#### WHAT YOU ARE ASKED TO DO:
Write out the data again in full, exactly as it reads.

(Interface dataset entries)
- - -

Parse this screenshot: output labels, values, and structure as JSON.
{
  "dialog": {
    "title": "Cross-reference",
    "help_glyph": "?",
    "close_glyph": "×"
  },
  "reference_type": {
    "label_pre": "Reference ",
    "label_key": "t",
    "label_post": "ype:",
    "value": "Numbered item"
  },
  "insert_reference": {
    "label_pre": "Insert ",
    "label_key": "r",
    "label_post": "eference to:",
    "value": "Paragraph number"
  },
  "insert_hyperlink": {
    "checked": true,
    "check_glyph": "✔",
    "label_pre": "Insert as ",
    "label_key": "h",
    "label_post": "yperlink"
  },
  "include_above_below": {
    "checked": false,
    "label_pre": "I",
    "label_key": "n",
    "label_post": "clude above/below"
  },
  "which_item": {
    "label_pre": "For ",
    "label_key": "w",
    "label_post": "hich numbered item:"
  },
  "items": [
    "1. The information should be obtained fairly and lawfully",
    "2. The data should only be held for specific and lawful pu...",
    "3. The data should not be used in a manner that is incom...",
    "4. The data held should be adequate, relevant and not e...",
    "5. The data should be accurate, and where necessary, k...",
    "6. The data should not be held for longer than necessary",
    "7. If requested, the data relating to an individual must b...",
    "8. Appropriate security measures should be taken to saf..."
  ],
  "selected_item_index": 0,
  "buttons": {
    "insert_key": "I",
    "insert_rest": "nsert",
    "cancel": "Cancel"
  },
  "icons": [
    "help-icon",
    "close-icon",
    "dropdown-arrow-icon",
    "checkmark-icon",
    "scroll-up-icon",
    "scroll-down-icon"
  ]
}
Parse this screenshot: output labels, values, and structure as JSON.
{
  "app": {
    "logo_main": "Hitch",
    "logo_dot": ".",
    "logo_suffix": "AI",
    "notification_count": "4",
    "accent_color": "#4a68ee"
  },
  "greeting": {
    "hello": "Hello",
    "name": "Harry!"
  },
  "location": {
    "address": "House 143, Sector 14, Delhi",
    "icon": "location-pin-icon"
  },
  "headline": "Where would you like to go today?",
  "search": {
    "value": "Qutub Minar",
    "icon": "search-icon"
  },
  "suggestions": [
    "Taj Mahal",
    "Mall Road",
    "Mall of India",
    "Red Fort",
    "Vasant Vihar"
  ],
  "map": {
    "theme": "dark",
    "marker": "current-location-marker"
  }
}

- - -

#### WRITTEN SOLUTION:
Parse this screenshot: output labels, values, and structure as JSON.
{
  "dialog": {
    "title": "Cross-reference",
    "help_glyph": "?",
    "close_glyph": "×"
  },
  "reference_type": {
    "label_pre": "Reference ",
    "label_key": "t",
    "label_post": "ype:",
    "value": "Numbered item"
  },
  "insert_reference": {
    "label_pre": "Insert ",
    "label_key": "r",
    "label_post": "eference to:",
    "value": "Paragraph number"
  },
  "insert_hyperlink": {
    "checked": true,
    "check_glyph": "✔",
    "label_pre": "Insert as ",
    "label_key": "h",
    "label_post": "yperlink"
  },
  "include_above_below": {
    "checked": false,
    "label_pre": "I",
    "label_key": "n",
    "label_post": "clude above/below"
  },
  "which_item": {
    "label_pre": "For ",
    "label_key": "w",
    "label_post": "hich numbered item:"
  },
  "items": [
    "1. The information should be obtained fairly and lawfully",
    "2. The data should only be held for specific and lawful pu...",
    "3. The data should not be used in a manner that is incom...",
    "4. The data held should be adequate, relevant and not e...",
    "5. The data should be accurate, and where necessary, k...",
    "6. The data should not be held for longer than necessary",
    "7. If requested, the data relating to an individual must b...",
    "8. Appropriate security measures should be taken to saf..."
  ],
  "selected_item_index": 0,
  "buttons": {
    "insert_key": "I",
    "insert_rest": "nsert",
    "cancel": "Cancel"
  },
  "icons": [
    "help-icon",
    "close-icon",
    "dropdown-arrow-icon",
    "checkmark-icon",
    "scroll-up-icon",
    "scroll-down-icon"
  ]
}
Parse this screenshot: output labels, values, and structure as JSON.
{
  "app": {
    "logo_main": "Hitch",
    "logo_dot": ".",
    "logo_suffix": "AI",
    "notification_count": "4",
    "accent_color": "#4a68ee"
  },
  "greeting": {
    "hello": "Hello",
    "name": "Harry!"
  },
  "location": {
    "address": "House 143, Sector 14, Delhi",
    "icon": "location-pin-icon"
  },
  "headline": "Where would you like to go today?",
  "search": {
    "value": "Qutub Minar",
    "icon": "search-icon"
  },
  "suggestions": [
    "Taj Mahal",
    "Mall Road",
    "Mall of India",
    "Red Fort",
    "Vasant Vihar"
  ],
  "map": {
    "theme": "dark",
    "marker": "current-location-marker"
  }
}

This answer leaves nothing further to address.